Infection prevention starts before knee replacement surgeryknee replacement surgery. Surgeons look for signs of infection prior to the procedure with a urine analysis, chest x-ray and blood workurine analysis, chest x-ray and blood work. Cleaning the surgical sight with a chlorhexidine (Hibiclens® Hibiclens®) or an iodine based soap prior to surgery reduces the amount of bacteria on the skin. Surgeons routinely give intravenous antibiotics both before and after surgery. All the instruments and implants are rigorously sterilized before use in the operating room. Sterile technique is closely followed during the procedure. Despite all these and other protocols there is still a 1.5% chance for a deep infection after knee replacement.
Following surgery, observing the woundthe wound carefully can reveal signs of infection. Significant redness may represent a skin infection (cellulitis). A fever over 101 degrees or significant chills may indicate infection. A deeper infection can present with drainage from the wound that has a bad odor or is grayish in color. If the skin edges of the wound start to open and drain that is a poor sign.
There are certain risk factors in patients that are known to increase the chance of developing a post-operative infection. They include prior prolonged steroid usage, rheumatoid arthritisrheumatoid arthritis, diabetes, smokingsmoking, prior surgery, and obesity.
Staphylococcus aureus accounts for the majority of deep infections. Staphylococcus infections may be sensitive to a variety of antibiotics (MSSA) or resistant to most antibiotics (MRSAMRSA). MRSA is particularly difficult to treat and has become more prevalent over the last decade.
There a several options for the treatment of infection after knee replacement surgery. These options depend on how soon the infection manifests after surgery and the severity of the infection. A simple skin infection (cellulitiscellulitis) can commonly be treated with oral or intravenous antibiotics and close monitoring.
Deeper infections are typically treated based on the time of onset of symptoms and the type of bacteria involved. These infections can be categorized into early and late. An early infection presents within 6 weeks of surgery, and with less than 3 weeks of symptoms. Additionally, an early infection can also show up in a patient who had a previous well functioning knee replacementknee replacement but spontaneously developed symptoms either from a local wound source or from a source that spread from the blood.
Some infections may be easy to diagnose and could be associated with high fevers, wound drainage, redness, severe pain and loss of motion. However, not all infections are obvious and can present with more subtle signs and symptoms. There are several test that an orthopaedic surgeonorthopaedic surgeon may perform to help make the correct diagnosis of infection. These tests include blood draws (CBC, ESR, CRP), retrieval of fluid from the knee joint (aspiration), and imaging (x-ray, CT scan, MRI, or bone scan).
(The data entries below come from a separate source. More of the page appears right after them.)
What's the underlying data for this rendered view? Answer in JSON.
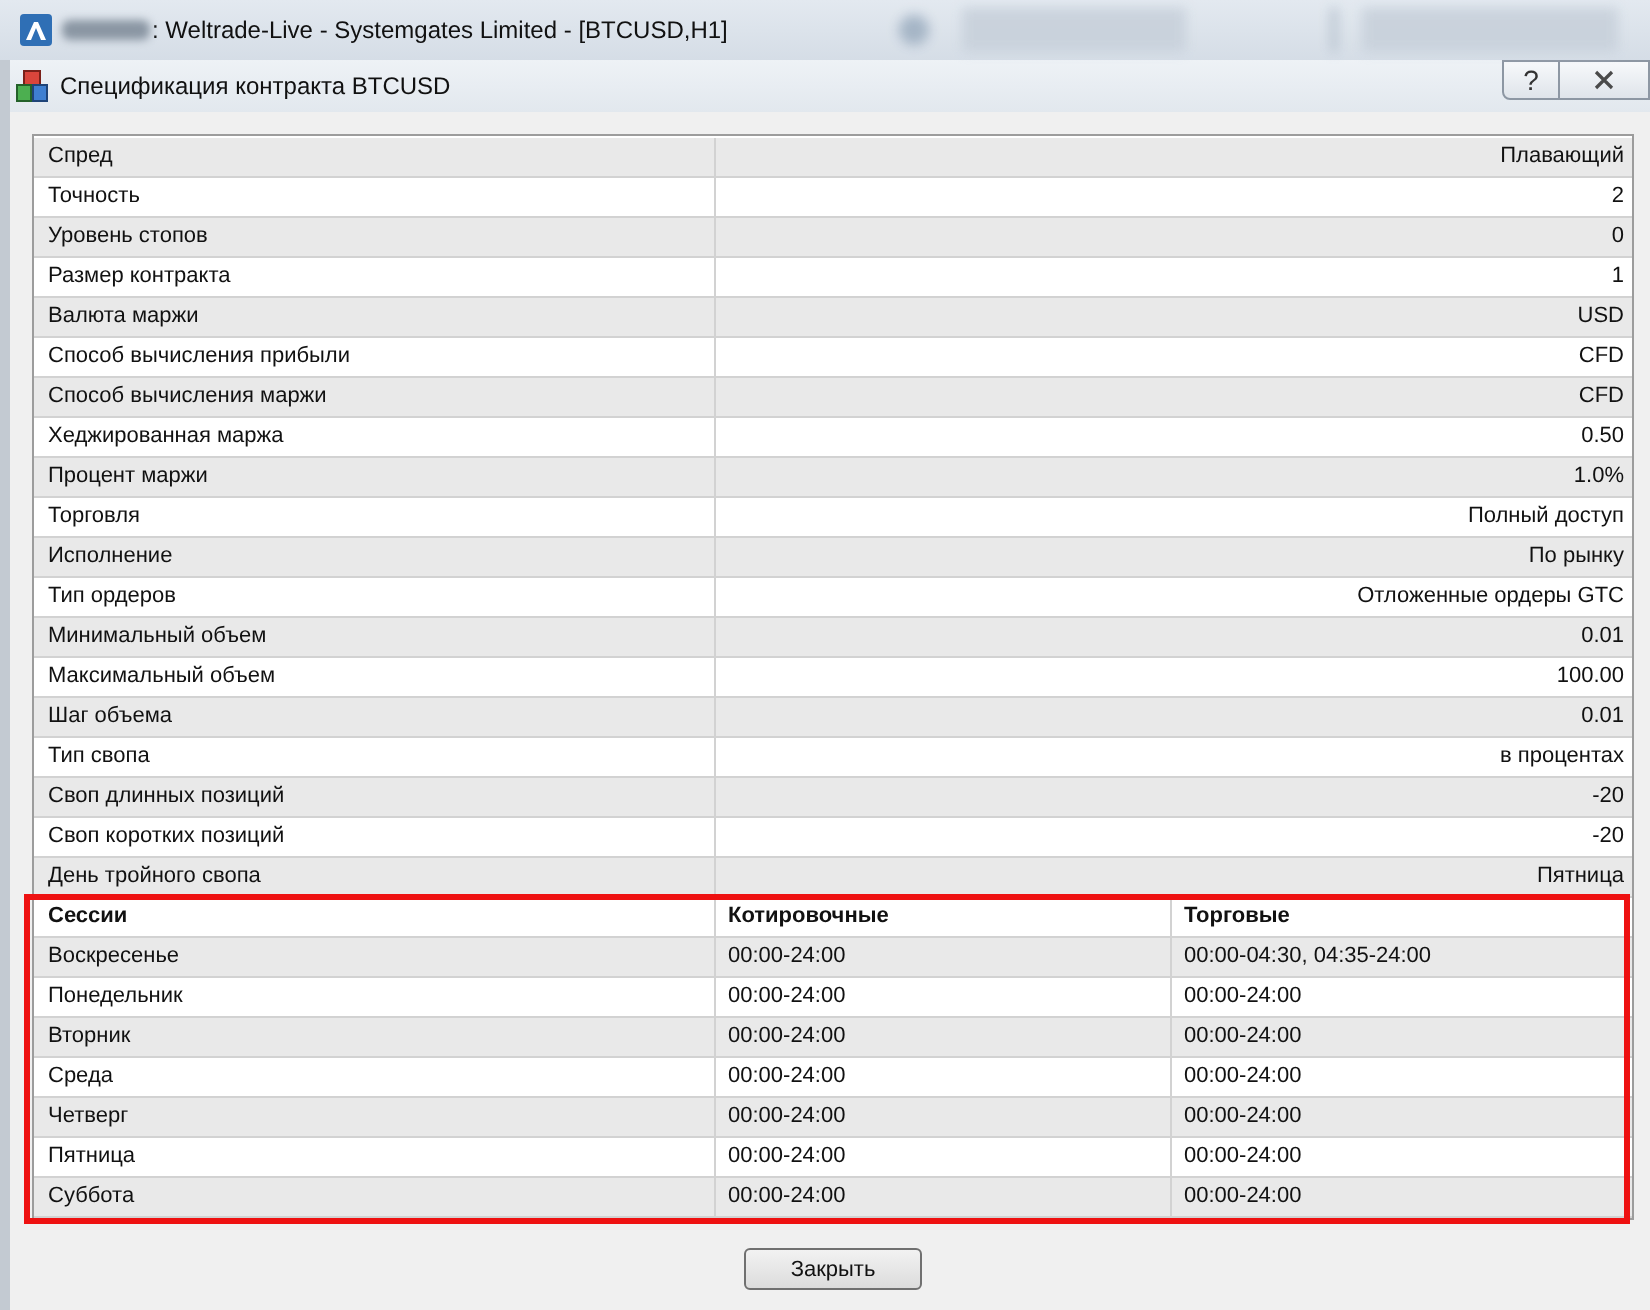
{
  "main_window": {
    "title": ": Weltrade-Live - Systemgates Limited - [BTCUSD,H1]"
  },
  "dialog": {
    "title": "Спецификация контракта BTCUSD",
    "help_button": "?"
  },
  "specs": [
    {
      "name": "Спред",
      "value": "Плавающий"
    },
    {
      "name": "Точность",
      "value": "2"
    },
    {
      "name": "Уровень стопов",
      "value": "0"
    },
    {
      "name": "Размер контракта",
      "value": "1"
    },
    {
      "name": "Валюта маржи",
      "value": "USD"
    },
    {
      "name": "Способ вычисления прибыли",
      "value": "CFD"
    },
    {
      "name": "Способ вычисления маржи",
      "value": "CFD"
    },
    {
      "name": "Хеджированная маржа",
      "value": "0.50"
    },
    {
      "name": "Процент маржи",
      "value": "1.0%"
    },
    {
      "name": "Торговля",
      "value": "Полный доступ"
    },
    {
      "name": "Исполнение",
      "value": "По рынку"
    },
    {
      "name": "Тип ордеров",
      "value": "Отложенные ордеры GTC"
    },
    {
      "name": "Минимальный объем",
      "value": "0.01"
    },
    {
      "name": "Максимальный объем",
      "value": "100.00"
    },
    {
      "name": "Шаг объема",
      "value": "0.01"
    },
    {
      "name": "Тип свопа",
      "value": "в процентах"
    },
    {
      "name": "Своп длинных позиций",
      "value": "-20"
    },
    {
      "name": "Своп коротких позиций",
      "value": "-20"
    },
    {
      "name": "День тройного свопа",
      "value": "Пятница"
    }
  ],
  "sessions": {
    "highlighted": true,
    "columns": [
      "Сессии",
      "Котировочные",
      "Торговые"
    ],
    "rows": [
      [
        "Воскресенье",
        "00:00-24:00",
        "00:00-04:30, 04:35-24:00"
      ],
      [
        "Понедельник",
        "00:00-24:00",
        "00:00-24:00"
      ],
      [
        "Вторник",
        "00:00-24:00",
        "00:00-24:00"
      ],
      [
        "Среда",
        "00:00-24:00",
        "00:00-24:00"
      ],
      [
        "Четверг",
        "00:00-24:00",
        "00:00-24:00"
      ],
      [
        "Пятница",
        "00:00-24:00",
        "00:00-24:00"
      ],
      [
        "Суббота",
        "00:00-24:00",
        "00:00-24:00"
      ]
    ]
  },
  "buttons": [
    "Закрыть"
  ]
}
Early deep infections are frequently treated with surgery. A minimally invasive surgery such as an arthroscopy (scope) to wash out the infection has poor results and is usually not performed. The more effective surgery includes re-opening the entire incsion to clean out the knee and change the plastic componentplastic component. This is typically followed by 6 weeks of intravenous antibiotics.
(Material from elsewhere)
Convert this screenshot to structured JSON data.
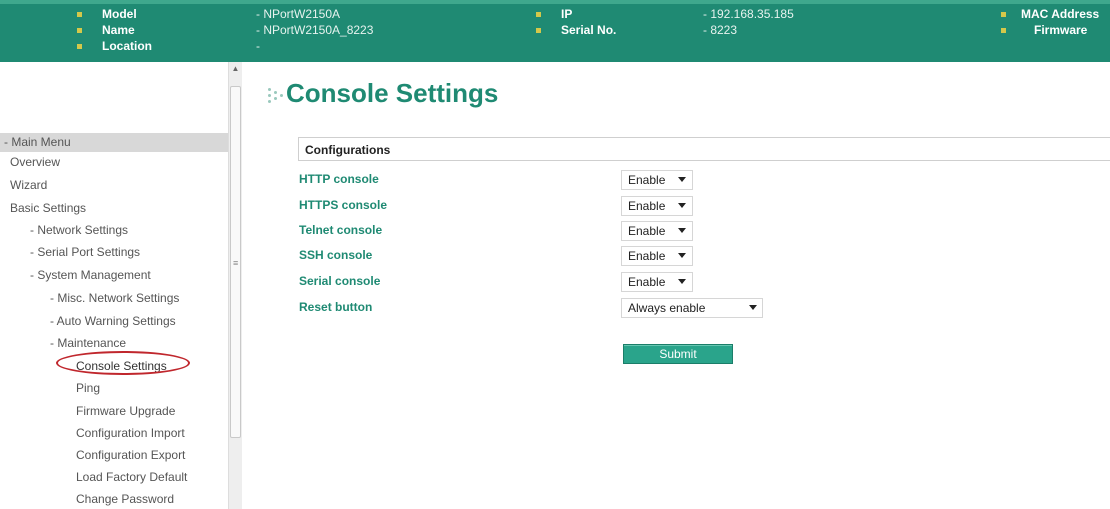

Late deep infections that present after 3 months from surgery, or have more than 3 weeks of symptoms, may be treated with even more aggressive surgery. The most common method is with a "two stage revision." This includes a surgery for removal of the knee replacement and placement of an antibiotic cement spacer. This is followed by treatment with intravenous antibiotics for 6 weeks. Finally, another surgery is performed to reconstruct a new knee. Even with this extensive treatment, there is still a 10% recurrence rate.
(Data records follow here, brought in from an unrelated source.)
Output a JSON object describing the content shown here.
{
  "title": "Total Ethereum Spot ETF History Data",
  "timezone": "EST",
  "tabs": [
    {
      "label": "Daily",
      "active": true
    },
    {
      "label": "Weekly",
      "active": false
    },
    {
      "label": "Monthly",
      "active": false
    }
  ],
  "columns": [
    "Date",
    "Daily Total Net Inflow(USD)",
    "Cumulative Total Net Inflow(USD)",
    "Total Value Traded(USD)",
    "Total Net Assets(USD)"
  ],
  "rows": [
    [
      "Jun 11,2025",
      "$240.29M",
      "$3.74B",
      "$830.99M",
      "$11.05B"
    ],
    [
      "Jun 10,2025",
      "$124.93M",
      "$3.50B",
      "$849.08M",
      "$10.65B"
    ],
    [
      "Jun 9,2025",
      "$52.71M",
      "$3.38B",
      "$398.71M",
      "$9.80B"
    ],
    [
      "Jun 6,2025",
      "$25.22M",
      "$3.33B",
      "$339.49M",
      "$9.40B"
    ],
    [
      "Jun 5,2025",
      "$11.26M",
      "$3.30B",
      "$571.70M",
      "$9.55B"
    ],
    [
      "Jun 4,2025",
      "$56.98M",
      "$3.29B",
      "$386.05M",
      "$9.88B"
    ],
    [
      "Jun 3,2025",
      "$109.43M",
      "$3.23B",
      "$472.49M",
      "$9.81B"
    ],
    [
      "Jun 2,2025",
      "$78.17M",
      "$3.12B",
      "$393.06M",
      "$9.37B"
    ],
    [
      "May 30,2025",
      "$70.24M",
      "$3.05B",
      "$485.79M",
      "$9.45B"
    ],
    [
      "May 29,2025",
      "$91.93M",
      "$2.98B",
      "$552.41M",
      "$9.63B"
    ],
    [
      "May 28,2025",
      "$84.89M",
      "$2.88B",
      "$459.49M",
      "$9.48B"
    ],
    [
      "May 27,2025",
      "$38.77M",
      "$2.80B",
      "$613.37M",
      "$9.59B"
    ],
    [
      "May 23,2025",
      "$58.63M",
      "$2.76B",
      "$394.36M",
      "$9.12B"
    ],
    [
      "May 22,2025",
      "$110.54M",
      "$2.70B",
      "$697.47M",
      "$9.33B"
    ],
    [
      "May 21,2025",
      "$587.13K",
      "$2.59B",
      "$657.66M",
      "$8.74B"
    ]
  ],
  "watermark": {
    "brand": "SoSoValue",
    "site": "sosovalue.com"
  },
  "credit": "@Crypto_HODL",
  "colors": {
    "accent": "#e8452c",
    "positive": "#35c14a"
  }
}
A newer technique is starting to be used which entails the surgeon removing the infected prosthesis, cleaning the knee, and re-implanting a new new knee during a single surgery. This is called a single stage revision. This may be more appropriate for only a select patient population with certain types of infections.